§ Task: The reply should match the listing below character for character, except that no image is carried over.

#### Records for this task

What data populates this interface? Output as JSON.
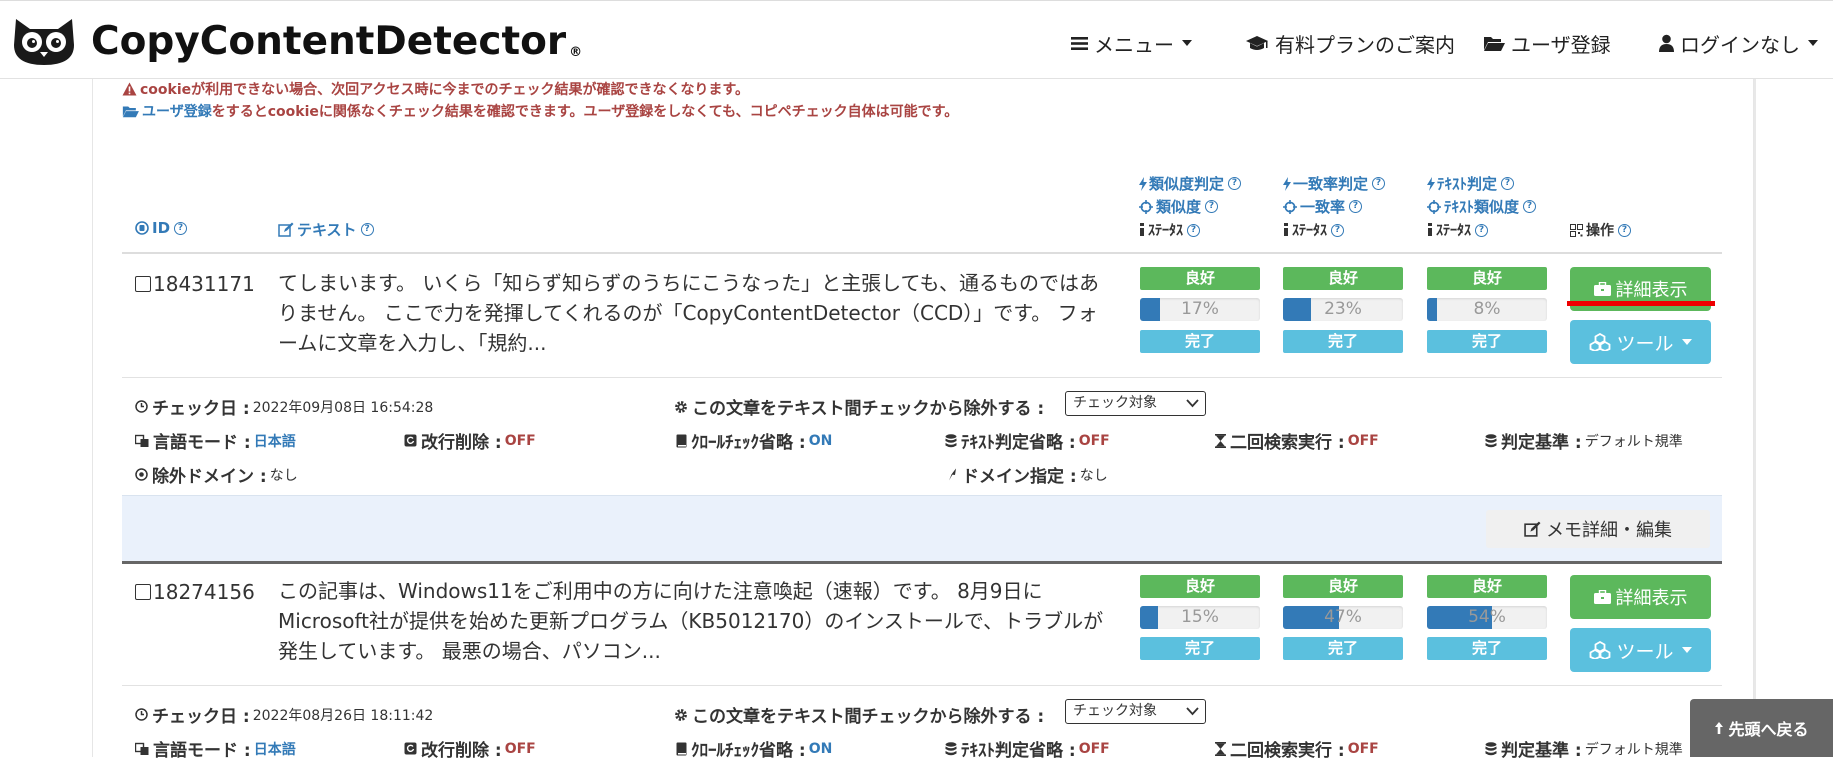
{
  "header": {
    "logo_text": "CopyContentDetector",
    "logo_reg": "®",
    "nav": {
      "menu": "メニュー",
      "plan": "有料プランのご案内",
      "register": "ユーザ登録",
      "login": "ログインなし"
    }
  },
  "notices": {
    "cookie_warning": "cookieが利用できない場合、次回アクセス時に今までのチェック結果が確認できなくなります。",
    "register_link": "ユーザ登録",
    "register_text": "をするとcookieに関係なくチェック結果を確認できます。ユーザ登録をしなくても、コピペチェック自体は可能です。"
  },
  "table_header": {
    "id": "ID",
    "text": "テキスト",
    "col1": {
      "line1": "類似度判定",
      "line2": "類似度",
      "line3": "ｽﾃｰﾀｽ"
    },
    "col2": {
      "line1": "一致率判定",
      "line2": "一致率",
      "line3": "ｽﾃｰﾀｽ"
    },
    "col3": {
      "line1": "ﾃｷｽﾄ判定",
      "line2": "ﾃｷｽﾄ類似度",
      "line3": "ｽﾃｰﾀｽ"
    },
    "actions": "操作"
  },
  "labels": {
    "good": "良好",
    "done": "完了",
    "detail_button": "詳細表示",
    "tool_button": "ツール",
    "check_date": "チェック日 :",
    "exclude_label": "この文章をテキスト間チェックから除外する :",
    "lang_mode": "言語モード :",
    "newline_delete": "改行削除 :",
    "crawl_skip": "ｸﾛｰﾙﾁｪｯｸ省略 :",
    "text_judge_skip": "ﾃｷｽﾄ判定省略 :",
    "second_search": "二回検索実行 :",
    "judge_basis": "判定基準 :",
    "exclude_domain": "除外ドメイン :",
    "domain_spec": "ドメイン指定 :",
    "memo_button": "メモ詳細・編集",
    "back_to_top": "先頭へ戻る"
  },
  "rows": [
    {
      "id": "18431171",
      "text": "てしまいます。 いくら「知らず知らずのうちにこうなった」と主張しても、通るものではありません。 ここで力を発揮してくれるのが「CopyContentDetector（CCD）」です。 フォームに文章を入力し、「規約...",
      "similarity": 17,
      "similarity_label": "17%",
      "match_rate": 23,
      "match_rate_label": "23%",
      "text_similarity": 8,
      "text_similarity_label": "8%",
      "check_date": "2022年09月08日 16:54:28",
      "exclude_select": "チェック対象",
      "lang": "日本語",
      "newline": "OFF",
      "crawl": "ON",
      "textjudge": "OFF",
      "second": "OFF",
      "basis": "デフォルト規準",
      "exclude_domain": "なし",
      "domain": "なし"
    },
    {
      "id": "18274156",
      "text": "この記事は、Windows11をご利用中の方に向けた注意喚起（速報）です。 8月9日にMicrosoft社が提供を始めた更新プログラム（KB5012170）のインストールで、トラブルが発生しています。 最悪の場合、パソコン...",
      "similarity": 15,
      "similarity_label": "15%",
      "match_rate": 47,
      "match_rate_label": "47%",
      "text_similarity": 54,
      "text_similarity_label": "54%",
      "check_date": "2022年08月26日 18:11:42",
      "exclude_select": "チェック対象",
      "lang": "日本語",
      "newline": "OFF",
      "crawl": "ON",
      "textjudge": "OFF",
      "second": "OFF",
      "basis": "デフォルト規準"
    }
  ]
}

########

§ Answer to this task:
What data populates this interface? Output as JSON.
{
  "header": {
    "logo_text": "CopyContentDetector",
    "logo_reg": "®",
    "nav": {
      "menu": "メニュー",
      "plan": "有料プランのご案内",
      "register": "ユーザ登録",
      "login": "ログインなし"
    }
  },
  "notices": {
    "cookie_warning": "cookieが利用できない場合、次回アクセス時に今までのチェック結果が確認できなくなります。",
    "register_link": "ユーザ登録",
    "register_text": "をするとcookieに関係なくチェック結果を確認できます。ユーザ登録をしなくても、コピペチェック自体は可能です。"
  },
  "table_header": {
    "id": "ID",
    "text": "テキスト",
    "col1": {
      "line1": "類似度判定",
      "line2": "類似度",
      "line3": "ｽﾃｰﾀｽ"
    },
    "col2": {
      "line1": "一致率判定",
      "line2": "一致率",
      "line3": "ｽﾃｰﾀｽ"
    },
    "col3": {
      "line1": "ﾃｷｽﾄ判定",
      "line2": "ﾃｷｽﾄ類似度",
      "line3": "ｽﾃｰﾀｽ"
    },
    "actions": "操作"
  },
  "labels": {
    "good": "良好",
    "done": "完了",
    "detail_button": "詳細表示",
    "tool_button": "ツール",
    "check_date": "チェック日 :",
    "exclude_label": "この文章をテキスト間チェックから除外する :",
    "lang_mode": "言語モード :",
    "newline_delete": "改行削除 :",
    "crawl_skip": "ｸﾛｰﾙﾁｪｯｸ省略 :",
    "text_judge_skip": "ﾃｷｽﾄ判定省略 :",
    "second_search": "二回検索実行 :",
    "judge_basis": "判定基準 :",
    "exclude_domain": "除外ドメイン :",
    "domain_spec": "ドメイン指定 :",
    "memo_button": "メモ詳細・編集",
    "back_to_top": "先頭へ戻る"
  },
  "rows": [
    {
      "id": "18431171",
      "text": "てしまいます。 いくら「知らず知らずのうちにこうなった」と主張しても、通るものではありません。 ここで力を発揮してくれるのが「CopyContentDetector（CCD）」です。 フォームに文章を入力し、「規約...",
      "similarity": 17,
      "similarity_label": "17%",
      "match_rate": 23,
      "match_rate_label": "23%",
      "text_similarity": 8,
      "text_similarity_label": "8%",
      "check_date": "2022年09月08日 16:54:28",
      "exclude_select": "チェック対象",
      "lang": "日本語",
      "newline": "OFF",
      "crawl": "ON",
      "textjudge": "OFF",
      "second": "OFF",
      "basis": "デフォルト規準",
      "exclude_domain": "なし",
      "domain": "なし"
    },
    {
      "id": "18274156",
      "text": "この記事は、Windows11をご利用中の方に向けた注意喚起（速報）です。 8月9日にMicrosoft社が提供を始めた更新プログラム（KB5012170）のインストールで、トラブルが発生しています。 最悪の場合、パソコン...",
      "similarity": 15,
      "similarity_label": "15%",
      "match_rate": 47,
      "match_rate_label": "47%",
      "text_similarity": 54,
      "text_similarity_label": "54%",
      "check_date": "2022年08月26日 18:11:42",
      "exclude_select": "チェック対象",
      "lang": "日本語",
      "newline": "OFF",
      "crawl": "ON",
      "textjudge": "OFF",
      "second": "OFF",
      "basis": "デフォルト規準"
    }
  ]
}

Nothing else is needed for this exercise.